The common name "castor oil" probably comes from its use as a replacement for castoreum, a perfume base made from the dried perineal glands of the beaver (castor in Latin).[5] It has another common name, palm of Christ, or Palma Christi, that derives from castor oil's reputed ability to heal wounds and cure ailments." [source]

Unknown said...

Very fond of the elephant - quite taken with the style of these in general. Thanks for sharing, once more.

ogerard said...

In the illustration with two kinds of crabs, the middle animal is not a scorpion but probably a crayfish (cancer fluvialis = river crab).

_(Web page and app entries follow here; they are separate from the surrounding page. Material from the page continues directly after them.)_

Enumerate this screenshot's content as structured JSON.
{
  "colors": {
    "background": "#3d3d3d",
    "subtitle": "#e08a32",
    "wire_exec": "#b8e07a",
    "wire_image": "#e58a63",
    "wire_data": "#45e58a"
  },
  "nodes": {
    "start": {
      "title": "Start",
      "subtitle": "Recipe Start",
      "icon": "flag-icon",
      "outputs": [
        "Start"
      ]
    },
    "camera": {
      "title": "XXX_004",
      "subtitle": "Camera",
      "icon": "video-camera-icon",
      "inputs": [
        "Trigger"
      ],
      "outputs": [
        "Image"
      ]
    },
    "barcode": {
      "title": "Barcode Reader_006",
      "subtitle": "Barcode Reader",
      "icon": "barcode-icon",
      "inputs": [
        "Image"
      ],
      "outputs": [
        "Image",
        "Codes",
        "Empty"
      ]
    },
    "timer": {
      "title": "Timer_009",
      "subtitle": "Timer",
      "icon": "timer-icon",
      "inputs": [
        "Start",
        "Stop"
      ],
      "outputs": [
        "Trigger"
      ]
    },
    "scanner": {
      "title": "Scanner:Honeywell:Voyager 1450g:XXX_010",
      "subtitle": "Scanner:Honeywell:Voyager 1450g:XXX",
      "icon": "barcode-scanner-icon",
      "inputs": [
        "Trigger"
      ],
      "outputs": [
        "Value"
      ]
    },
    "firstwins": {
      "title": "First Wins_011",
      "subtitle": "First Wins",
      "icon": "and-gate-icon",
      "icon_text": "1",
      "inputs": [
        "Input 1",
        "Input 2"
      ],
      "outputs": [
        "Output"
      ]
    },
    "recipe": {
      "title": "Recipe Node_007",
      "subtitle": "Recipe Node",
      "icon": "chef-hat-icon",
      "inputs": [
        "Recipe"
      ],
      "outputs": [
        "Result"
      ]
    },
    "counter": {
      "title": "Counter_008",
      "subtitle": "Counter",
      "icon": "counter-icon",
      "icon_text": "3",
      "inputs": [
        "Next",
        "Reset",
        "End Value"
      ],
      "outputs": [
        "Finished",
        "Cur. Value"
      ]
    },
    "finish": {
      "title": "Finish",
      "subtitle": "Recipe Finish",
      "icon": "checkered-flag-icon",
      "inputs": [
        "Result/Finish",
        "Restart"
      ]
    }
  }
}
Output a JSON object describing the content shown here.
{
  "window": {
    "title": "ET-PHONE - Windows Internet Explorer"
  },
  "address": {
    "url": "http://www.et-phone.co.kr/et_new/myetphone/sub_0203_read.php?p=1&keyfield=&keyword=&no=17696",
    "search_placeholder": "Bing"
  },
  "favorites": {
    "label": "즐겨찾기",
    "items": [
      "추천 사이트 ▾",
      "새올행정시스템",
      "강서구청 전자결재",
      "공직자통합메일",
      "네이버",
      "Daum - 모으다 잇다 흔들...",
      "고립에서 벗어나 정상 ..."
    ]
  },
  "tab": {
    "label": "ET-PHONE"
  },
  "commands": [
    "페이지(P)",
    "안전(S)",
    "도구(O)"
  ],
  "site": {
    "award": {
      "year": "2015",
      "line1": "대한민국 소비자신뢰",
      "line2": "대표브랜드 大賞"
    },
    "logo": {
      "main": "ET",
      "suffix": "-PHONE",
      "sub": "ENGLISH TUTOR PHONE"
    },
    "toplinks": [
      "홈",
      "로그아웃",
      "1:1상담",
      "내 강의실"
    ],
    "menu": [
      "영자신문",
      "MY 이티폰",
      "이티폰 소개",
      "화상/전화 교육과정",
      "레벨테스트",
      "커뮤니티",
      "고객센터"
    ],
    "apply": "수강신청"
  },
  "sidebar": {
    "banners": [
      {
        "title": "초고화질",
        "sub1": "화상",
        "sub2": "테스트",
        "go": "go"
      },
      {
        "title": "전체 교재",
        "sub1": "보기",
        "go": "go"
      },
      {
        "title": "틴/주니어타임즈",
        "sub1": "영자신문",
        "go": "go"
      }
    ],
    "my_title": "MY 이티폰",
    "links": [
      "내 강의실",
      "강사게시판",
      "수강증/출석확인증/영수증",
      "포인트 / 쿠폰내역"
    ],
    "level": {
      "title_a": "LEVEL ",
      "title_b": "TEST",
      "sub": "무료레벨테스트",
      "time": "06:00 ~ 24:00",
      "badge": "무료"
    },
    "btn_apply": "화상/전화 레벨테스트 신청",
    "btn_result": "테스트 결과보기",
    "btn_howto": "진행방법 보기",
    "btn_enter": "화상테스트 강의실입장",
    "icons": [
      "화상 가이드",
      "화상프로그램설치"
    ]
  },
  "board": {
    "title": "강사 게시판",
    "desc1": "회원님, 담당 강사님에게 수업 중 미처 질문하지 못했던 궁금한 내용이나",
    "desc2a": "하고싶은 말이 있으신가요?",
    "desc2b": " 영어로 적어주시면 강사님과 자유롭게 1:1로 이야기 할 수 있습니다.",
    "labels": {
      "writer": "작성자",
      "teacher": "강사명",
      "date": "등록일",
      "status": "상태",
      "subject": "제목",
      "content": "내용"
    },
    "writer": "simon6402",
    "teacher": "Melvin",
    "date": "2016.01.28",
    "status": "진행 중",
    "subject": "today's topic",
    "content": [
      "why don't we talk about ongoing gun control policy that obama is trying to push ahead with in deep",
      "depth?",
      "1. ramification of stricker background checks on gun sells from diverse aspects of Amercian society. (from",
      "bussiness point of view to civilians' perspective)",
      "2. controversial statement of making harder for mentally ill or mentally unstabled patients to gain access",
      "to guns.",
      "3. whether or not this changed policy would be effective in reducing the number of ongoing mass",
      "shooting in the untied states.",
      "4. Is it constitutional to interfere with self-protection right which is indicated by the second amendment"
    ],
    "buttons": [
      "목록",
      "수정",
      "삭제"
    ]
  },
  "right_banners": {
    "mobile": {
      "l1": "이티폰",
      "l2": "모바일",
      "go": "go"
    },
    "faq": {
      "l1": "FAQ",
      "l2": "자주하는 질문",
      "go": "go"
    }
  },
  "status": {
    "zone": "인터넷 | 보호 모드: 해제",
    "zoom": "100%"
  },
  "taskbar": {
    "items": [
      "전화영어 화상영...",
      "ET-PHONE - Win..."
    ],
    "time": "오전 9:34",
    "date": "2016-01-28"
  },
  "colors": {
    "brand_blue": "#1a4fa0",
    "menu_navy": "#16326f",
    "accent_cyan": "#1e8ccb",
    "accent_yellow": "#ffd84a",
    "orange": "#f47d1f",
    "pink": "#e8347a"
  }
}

peacay said...

Yes, of course you're right, thanks. I would have put those captions in quote marks except that there were so many misspellings that I had to correct that they ended up a paraphrase. And, as is sometimes the case, I didn't have a good look at the images until after they were posted here!

Dr F said...

The bird in no.10 is labelled strutius, possibly a variant of struthio, an ostrich.
Thanks for these lovely illuminations

Claudine said...

Vraiment magnifiques ! merci

karinet said...

Even if the drawings are quite approximative, some plants can be recognized:
- first plate, from the left to the right: Ydropiper (water pepper, now it's latin name is Persicaria hydropiper); Xylocaracta (old name from carob tree, Ceratonia siliqua); Ypericon (old name from St John's wort, Hypericum perforatum)
- 2nd plate: "Cepe domestice" (onion, Allium cepa); Cerazia (cherry tree)
- 3rd plate: the tree is an orange tree (names "Arangia")
- 4th plate: Malva (mallow); Mandragora
- 5th plate: Galiofilata -> it looks like a member of the Rosaceae family... it could be Geum urbanum (St. Benedict's herb); ?
- 6th plate: ???
- 7th: Canabi agreste (Lycopus europaeus, gypsy wort) ; Candelaria (not sure... could be an Epilobium...)
- 8th plate: Nux... could be a walnut tree
- 9th plate:Succisa (Devil's bit scabious!). The bird is an ostrich
- 10th plate: ???
- 11th plate castane (chestnut tree)


peacay said...

Thank you !!

Catanea said...

and surely the 6th leaf shows a hare, not a rabbit?

peacay said...

Aye, indubitably - fixed, taa!

Unknown said...

The onion page reads Arabica basal and in Arabic, onion is basala.

Post a Comment

Comments are all moderated so don't waste your time spamming: they will never show up.

If you include ANY links that aren't pertinent to the blog post or discussion they will be deleted and a rash will break out in your underwear.

Also: please play the ball and not the person.

Note: only a member of this blog may post a comment.

Creative Commons License